This article is about SafeWorkNSW’s recently released Draft Code of Practice for Managing the Risks to Psychological Health, but it is not going to focus on the Code. Instead the focus will be on the supplementary Explanatory Paper because this presents the rationale for the Code’s contents and, in many ways, is a more useful tool for occupational health and safety (OHS) discussions. However, just as the Code has structural and legislative limitations as part of its Purpose, the Explanatory Paper is a support document for submissions on the Draft Code and therefore has its own limitations.
I bought Genevieve Hawkins’ self-published book “Mentally at Work – Optimising Health and Business Performance through Connection” because I have met Genevieve at various Australian occupational health and safety (OHS) conferences and wanted to know her thoughts.
Her book is about an increasingly important element of OHS – psychological harm – and reinforces the Human Resources (HR) approach to mental health at work which is based around Leadership and Psychology. This HR perspective is the dominant approach to mental health at work in Australia, but it largely omits the organisational and cultural context of mental health. As such, the book will be popular with those whose perspectives it reinforces, but it misses some important OHS and research perspectives about harm prevention.
Several occupational health and safety-related books have been self-published over the last couple of months. They are from a mix of authors, some may be familiar to OHS professionals. The books are
- Sam Goodman’s “Safety Sucks – The bullshit in the Safety Profession They Don’t Tell You About“
- Genevieve Hawkins’ “Mentally at Work – Optimising Health and Business Performance through Connection“
- Debra Burlington’s “Impactful Leadership – One Conversation at a Time“
These will be reviewed over a series of blog articles. Safety Sucks is up first.
The Australian newspaper is notoriously supportive of the conservative side of Australian politics, so it is little surprise that one of its business journalists, Robert Gottliebsen, is maintaining his advocacy for Industrial Manslaughter and occupational health and safety (OHS) prosecutions over COVID19-related infections, echoing many of the desires of Ken Phillips, the head of Self-Employed Australian and Independent Contractors Australia.
Phillips wrote to WorkSafe Victoria on September 9, 2020 demanding a prosecution by WorkSafe Victoria of a swathe of Victorian government Ministers, public servants, police, as well as
“All members of the management team known as the State Control Centre………….”!
The iconic Australian theme park, Dreamworld, will never fully recover from the consequences of the deaths of four people after the Thunder River Rapids ride malfunctioned in 2016. The legal journey through the Queensland Courts finished on September 28 2020 with the handing down of a financial penalty of $3.6 million, although others could say the journey ended with the parent company’s, Ardent Leisure’s, plea of guilty, and others may pursue Ardent Leisure for civil penalties, if they can access details of Ardent Leisure’s insurance policies.

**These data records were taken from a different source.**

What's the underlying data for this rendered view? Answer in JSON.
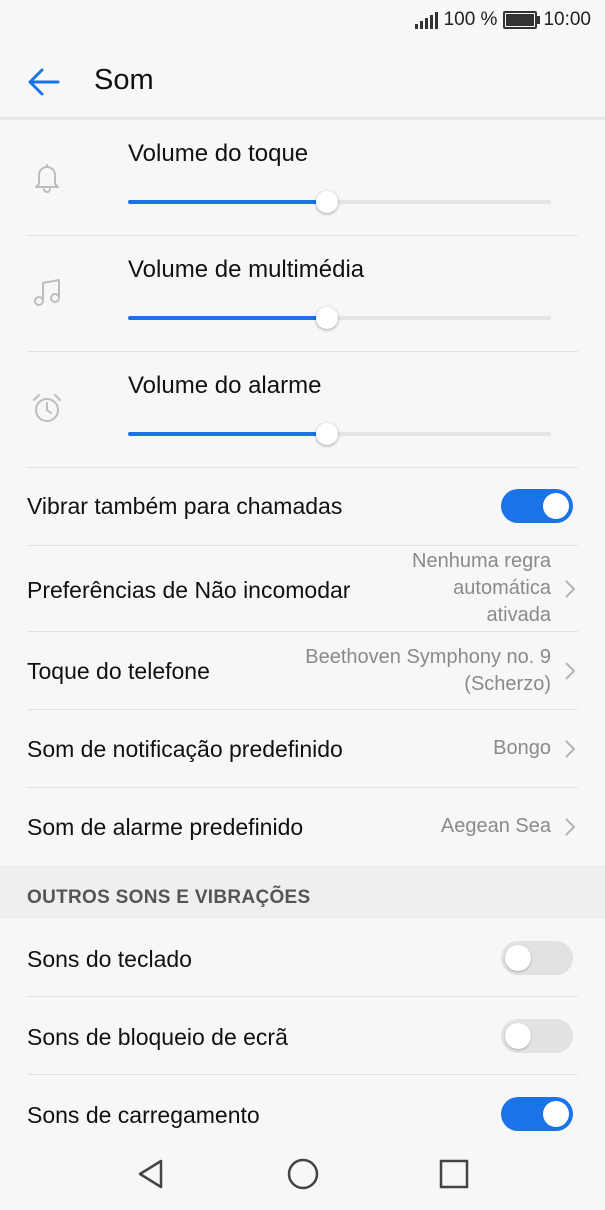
{
  "status": {
    "battery": "100 %",
    "time": "10:00"
  },
  "header": {
    "title": "Som"
  },
  "volumes": [
    {
      "label": "Volume do toque",
      "icon": "bell-icon",
      "level": 0.47
    },
    {
      "label": "Volume de multimédia",
      "icon": "music-note-icon",
      "level": 0.47
    },
    {
      "label": "Volume do alarme",
      "icon": "alarm-clock-icon",
      "level": 0.47
    }
  ],
  "settings": {
    "vibrate": {
      "label": "Vibrar também para chamadas",
      "on": true
    },
    "dnd": {
      "label": "Preferências de Não incomodar",
      "value_lines": [
        "Nenhuma regra",
        "automática",
        "ativada"
      ]
    },
    "ringtone": {
      "label": "Toque do telefone",
      "value_lines": [
        "Beethoven Symphony no. 9",
        "(Scherzo)"
      ]
    },
    "notification": {
      "label": "Som de notificação predefinido",
      "value": "Bongo"
    },
    "alarm": {
      "label": "Som de alarme predefinido",
      "value": "Aegean Sea"
    }
  },
  "other": {
    "title": "OUTROS SONS E VIBRAÇÕES",
    "items": [
      {
        "label": "Sons do teclado",
        "on": false
      },
      {
        "label": "Sons de bloqueio de ecrã",
        "on": false
      },
      {
        "label": "Sons de carregamento",
        "on": true
      }
    ]
  },
  "colors": {
    "accent": "#1a73e8",
    "toggle_off": "#e2e2e2",
    "section_bg": "#efefef"
  }
}
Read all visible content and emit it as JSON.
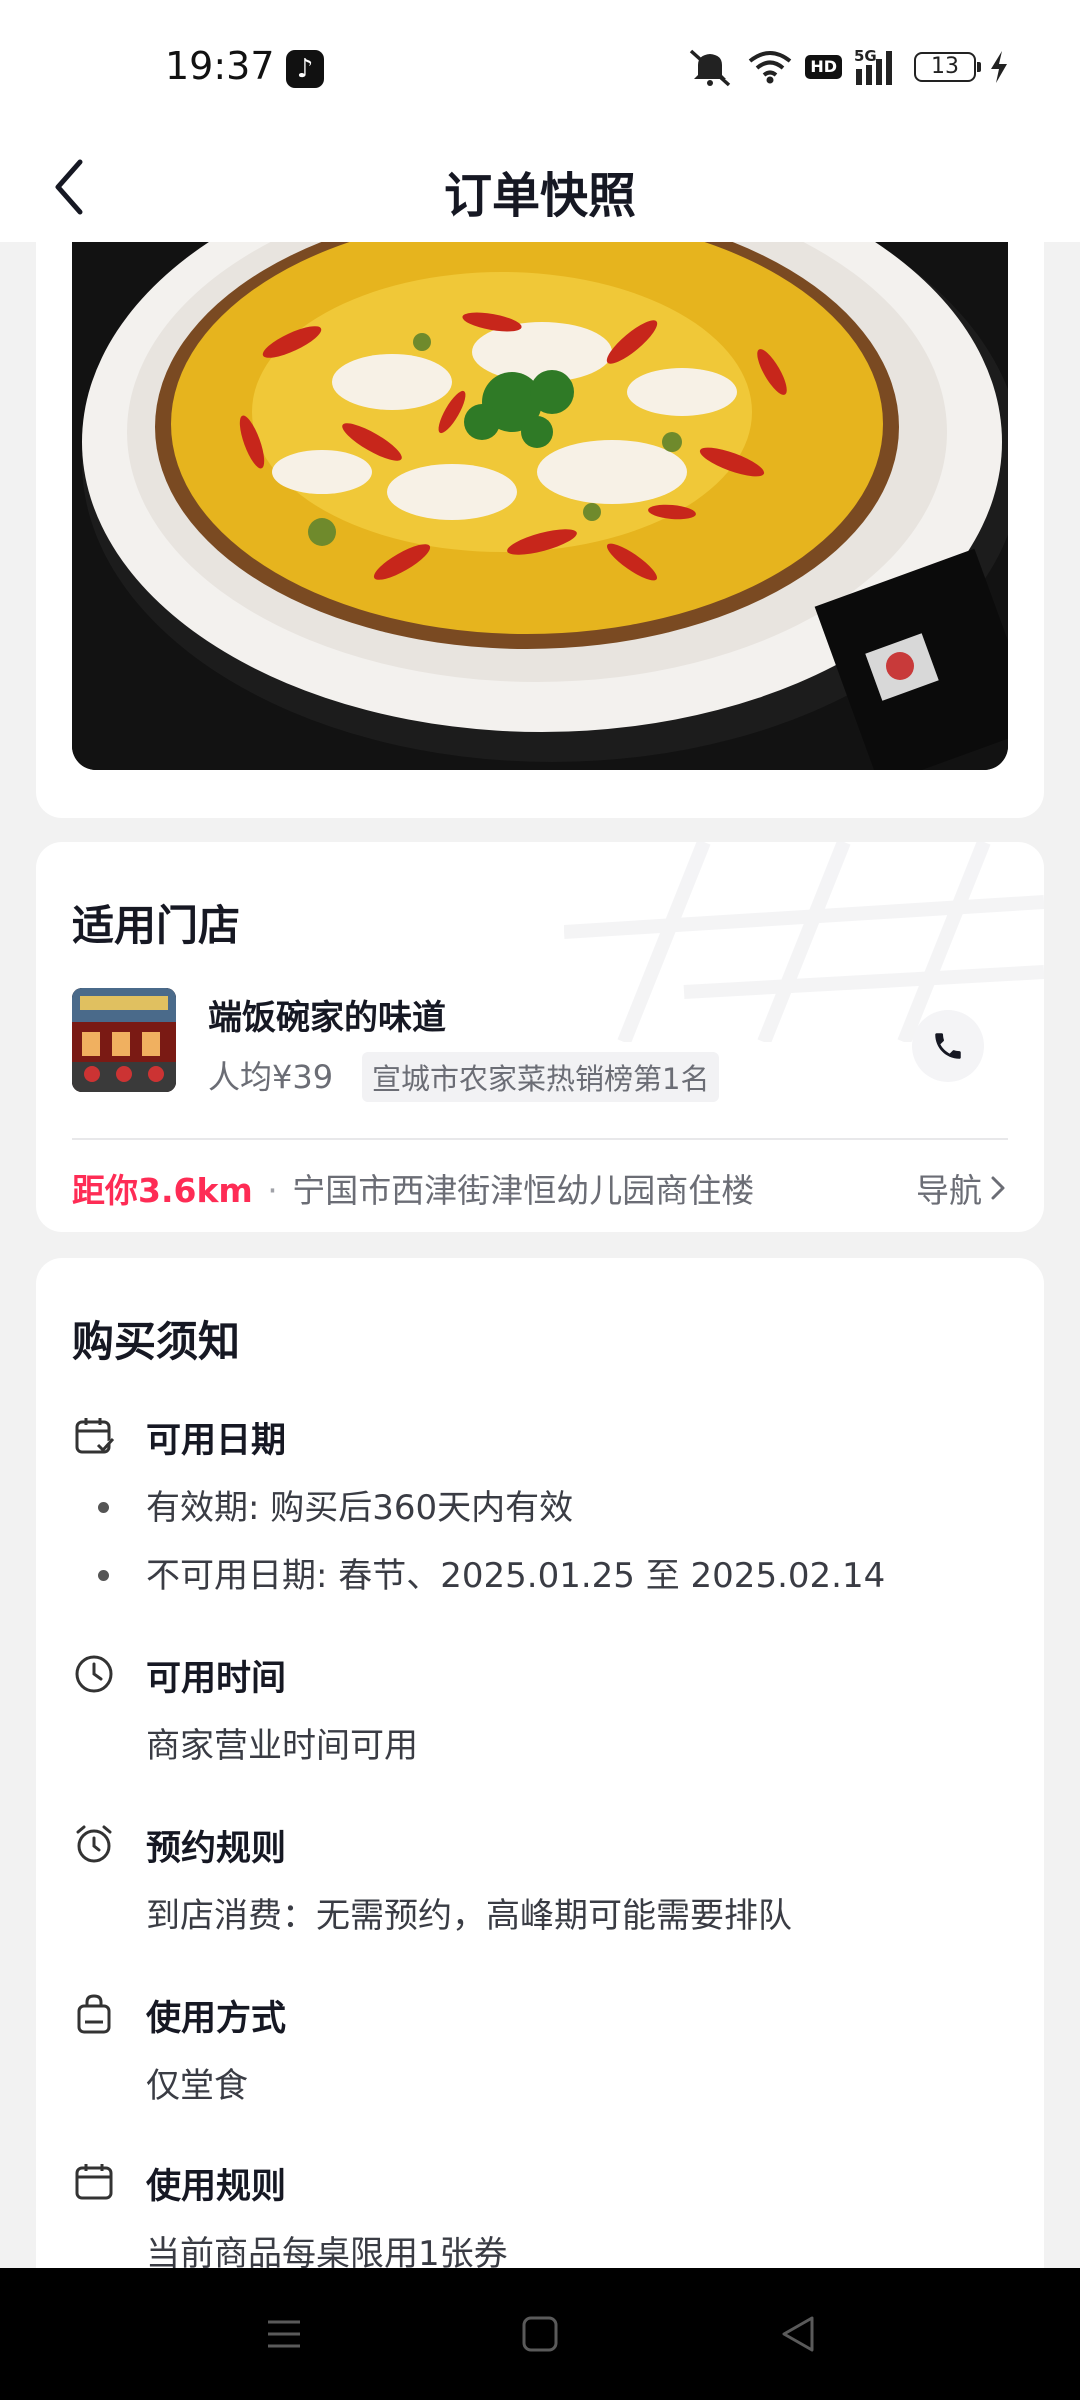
{
  "status_bar": {
    "time": "19:37",
    "app_badge_icon": "tiktok-icon",
    "hd_label": "HD",
    "battery": "13",
    "icons": [
      "mute-icon",
      "wifi-icon",
      "hd-icon",
      "signal-5g-icon",
      "battery-icon",
      "charging-icon"
    ]
  },
  "header": {
    "title": "订单快照",
    "back_icon": "chevron-left-icon"
  },
  "store": {
    "section_title": "适用门店",
    "name": "端饭碗家的味道",
    "avg_price": "人均¥39",
    "rank_tag": "宣城市农家菜热销榜第1名",
    "distance": "距你3.6km",
    "separator": "·",
    "address": "宁国市西津街津恒幼儿园商住楼",
    "nav_label": "导航"
  },
  "notice": {
    "section_title": "购买须知",
    "items": [
      {
        "icon": "calendar-check-icon",
        "title": "可用日期",
        "lines": [
          "有效期: 购买后360天内有效",
          "不可用日期: 春节、2025.01.25 至 2025.02.14"
        ]
      },
      {
        "icon": "clock-icon",
        "title": "可用时间",
        "lines": [
          "商家营业时间可用"
        ]
      },
      {
        "icon": "alarm-icon",
        "title": "预约规则",
        "lines": [
          "到店消费：无需预约，高峰期可能需要排队"
        ]
      },
      {
        "icon": "bag-icon",
        "title": "使用方式",
        "lines": [
          "仅堂食"
        ]
      },
      {
        "icon": "calendar-icon",
        "title": "使用规则",
        "lines": [
          "当前商品每桌限用1张券"
        ]
      }
    ]
  },
  "nav_bar": {
    "buttons": [
      "menu-icon",
      "home-icon",
      "back-icon"
    ]
  }
}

The pursuit of Victorian Premier Daniel Andrews for Industrial Manslaughter (IM) over the spreading of COVID19 from quarantine hotels is developing into a conspiracy if a recent interview with Federal politician, Barnaby Joyce, is any indication.
Previous SafetyAtWorkBlog articles have discussed the opinions on Andrews and Industrial Manslaughter espoused by journalist Robert Gotttleibsen and Ken Phillips. On television on September 28, 2020, breakfast television’s Sunrise program interview the National Party’s Joyce and the Australian Labor Party’s, Joel Fitzgibbon. Host, David Koch, asked Joyce about the resignation of Victoria’s Health Minister Jenny Mikakos over the Hotel Quarantine issues, and Joyce floridly replied:
The Australian Industry Group recently released the results of a survey of its members about how COVID19 has affected their businesses. Understandably, the financial future of the businesses is the major concern but occupational health and safety (OHS) has been part of the business responses.
OHS was part of the initial scrabble to cope with the localised effects of a global pandemic. The report says
“Increased workloads due to new OH&S and healthcare procedures were still being reported by 6% of businesses in August, down from a high of 25% in the first stages of the pandemic in March. In Victoria, 10% of businesses reported concerns about the increase in this type of workload in August, compared with 2% in New South Wales and no businesses in Queensland.”page 8